» Data about app and page elements:
■ ■ ■ ■
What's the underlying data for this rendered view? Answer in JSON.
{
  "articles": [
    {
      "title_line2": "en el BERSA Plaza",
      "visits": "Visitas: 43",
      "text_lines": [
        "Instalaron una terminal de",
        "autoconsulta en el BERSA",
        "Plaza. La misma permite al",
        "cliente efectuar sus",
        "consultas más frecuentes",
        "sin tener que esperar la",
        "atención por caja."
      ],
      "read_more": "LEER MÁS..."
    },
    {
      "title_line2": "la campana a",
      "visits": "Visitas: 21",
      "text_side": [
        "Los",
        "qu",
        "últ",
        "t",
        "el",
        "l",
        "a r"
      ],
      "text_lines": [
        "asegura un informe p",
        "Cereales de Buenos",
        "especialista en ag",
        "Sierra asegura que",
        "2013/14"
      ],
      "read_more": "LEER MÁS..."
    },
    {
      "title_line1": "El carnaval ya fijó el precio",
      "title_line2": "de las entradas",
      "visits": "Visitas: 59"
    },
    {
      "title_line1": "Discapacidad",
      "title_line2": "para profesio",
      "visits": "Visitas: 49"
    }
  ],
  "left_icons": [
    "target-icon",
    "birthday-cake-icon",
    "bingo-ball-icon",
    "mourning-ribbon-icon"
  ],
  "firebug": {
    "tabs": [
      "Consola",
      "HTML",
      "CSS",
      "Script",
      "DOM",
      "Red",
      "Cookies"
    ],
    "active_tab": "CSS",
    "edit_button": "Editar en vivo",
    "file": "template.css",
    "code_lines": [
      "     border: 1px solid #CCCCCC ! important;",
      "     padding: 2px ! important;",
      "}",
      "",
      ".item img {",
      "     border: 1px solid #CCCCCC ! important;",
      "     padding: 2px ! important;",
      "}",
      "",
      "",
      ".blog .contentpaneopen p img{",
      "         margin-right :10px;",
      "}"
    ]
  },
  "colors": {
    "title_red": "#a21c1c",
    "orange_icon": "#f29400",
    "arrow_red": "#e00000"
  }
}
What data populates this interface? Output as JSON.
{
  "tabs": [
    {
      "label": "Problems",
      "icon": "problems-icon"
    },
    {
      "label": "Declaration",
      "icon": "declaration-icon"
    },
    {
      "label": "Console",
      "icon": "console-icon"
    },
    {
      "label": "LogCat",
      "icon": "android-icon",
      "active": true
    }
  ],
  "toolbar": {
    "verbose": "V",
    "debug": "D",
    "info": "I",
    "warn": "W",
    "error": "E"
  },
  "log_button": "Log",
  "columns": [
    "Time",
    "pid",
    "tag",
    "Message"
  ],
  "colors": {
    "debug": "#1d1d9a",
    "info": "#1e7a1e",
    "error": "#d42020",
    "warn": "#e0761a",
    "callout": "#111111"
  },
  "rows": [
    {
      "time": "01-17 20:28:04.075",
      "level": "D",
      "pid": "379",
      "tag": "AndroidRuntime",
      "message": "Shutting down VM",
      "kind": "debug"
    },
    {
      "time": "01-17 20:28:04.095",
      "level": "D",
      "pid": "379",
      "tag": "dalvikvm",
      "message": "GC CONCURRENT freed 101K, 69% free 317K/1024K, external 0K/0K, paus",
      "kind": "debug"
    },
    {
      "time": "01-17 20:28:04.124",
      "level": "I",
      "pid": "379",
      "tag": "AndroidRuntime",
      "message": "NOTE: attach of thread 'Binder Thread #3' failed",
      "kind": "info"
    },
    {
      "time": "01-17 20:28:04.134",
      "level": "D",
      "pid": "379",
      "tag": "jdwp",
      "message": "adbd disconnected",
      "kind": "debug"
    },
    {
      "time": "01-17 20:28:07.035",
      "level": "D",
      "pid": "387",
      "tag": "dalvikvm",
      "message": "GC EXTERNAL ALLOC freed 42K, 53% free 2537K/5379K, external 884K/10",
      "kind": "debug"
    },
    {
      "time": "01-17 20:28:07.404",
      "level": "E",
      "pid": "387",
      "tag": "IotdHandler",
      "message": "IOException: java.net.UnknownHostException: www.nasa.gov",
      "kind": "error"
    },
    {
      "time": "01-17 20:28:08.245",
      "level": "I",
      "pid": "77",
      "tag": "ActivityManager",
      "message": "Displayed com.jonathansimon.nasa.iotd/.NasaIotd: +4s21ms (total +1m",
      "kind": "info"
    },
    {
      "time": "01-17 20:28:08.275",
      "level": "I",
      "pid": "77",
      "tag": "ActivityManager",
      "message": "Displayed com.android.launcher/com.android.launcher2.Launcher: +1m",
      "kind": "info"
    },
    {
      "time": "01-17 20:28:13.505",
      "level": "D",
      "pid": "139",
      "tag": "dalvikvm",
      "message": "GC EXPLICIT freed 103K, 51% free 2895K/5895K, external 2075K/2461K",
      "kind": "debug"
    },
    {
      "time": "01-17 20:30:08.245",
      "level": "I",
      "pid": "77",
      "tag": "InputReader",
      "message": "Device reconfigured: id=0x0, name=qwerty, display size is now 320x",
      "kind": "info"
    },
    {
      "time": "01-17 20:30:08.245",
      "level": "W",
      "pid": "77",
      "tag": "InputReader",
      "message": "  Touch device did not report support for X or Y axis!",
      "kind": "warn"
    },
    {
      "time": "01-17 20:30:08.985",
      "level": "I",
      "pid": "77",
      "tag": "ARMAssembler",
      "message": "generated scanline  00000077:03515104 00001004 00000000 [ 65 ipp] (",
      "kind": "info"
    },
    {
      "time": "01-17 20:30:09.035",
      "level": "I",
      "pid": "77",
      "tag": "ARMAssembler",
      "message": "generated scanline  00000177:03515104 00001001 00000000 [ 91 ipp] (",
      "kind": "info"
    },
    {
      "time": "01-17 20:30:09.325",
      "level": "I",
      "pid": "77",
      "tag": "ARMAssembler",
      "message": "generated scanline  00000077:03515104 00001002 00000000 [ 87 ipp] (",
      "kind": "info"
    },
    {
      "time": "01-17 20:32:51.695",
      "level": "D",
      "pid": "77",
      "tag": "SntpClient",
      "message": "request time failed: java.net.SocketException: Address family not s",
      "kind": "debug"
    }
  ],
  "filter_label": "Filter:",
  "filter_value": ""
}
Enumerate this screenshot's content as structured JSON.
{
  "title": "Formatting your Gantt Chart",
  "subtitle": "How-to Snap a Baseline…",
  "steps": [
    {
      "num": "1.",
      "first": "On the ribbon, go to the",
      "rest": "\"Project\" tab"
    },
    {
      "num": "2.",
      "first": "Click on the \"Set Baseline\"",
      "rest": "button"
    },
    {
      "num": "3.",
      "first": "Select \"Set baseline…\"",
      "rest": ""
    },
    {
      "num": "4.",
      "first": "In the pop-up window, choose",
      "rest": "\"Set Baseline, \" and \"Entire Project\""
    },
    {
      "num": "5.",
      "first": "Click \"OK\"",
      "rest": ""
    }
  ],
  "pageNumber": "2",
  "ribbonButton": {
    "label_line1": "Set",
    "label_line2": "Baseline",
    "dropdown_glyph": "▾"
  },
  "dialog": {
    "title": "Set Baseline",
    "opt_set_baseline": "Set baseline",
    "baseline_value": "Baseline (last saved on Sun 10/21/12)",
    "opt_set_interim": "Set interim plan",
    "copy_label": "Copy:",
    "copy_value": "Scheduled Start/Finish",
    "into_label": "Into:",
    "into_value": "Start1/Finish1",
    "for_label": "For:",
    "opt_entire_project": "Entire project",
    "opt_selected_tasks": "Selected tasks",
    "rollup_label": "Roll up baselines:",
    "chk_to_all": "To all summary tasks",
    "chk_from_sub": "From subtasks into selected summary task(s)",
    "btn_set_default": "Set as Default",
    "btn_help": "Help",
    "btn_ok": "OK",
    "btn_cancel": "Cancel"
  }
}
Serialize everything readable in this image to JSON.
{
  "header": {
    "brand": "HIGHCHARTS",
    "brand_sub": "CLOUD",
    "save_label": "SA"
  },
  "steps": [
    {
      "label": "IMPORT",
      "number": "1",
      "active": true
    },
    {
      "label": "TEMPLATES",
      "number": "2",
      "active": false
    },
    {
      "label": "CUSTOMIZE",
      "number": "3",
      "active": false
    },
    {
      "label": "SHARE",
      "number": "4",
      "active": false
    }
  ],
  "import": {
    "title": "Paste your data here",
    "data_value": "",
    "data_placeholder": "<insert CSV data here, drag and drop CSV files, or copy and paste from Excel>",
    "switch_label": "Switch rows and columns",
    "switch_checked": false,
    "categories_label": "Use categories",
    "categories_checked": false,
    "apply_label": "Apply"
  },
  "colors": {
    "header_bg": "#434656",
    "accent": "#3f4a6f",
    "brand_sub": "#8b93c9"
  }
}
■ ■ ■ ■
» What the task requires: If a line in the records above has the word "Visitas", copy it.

» Exercise solution:
      "visits": "Visitas: 43",
      "visits": "Visitas: 21",
      "visits": "Visitas: 59"
      "visits": "Visitas: 49"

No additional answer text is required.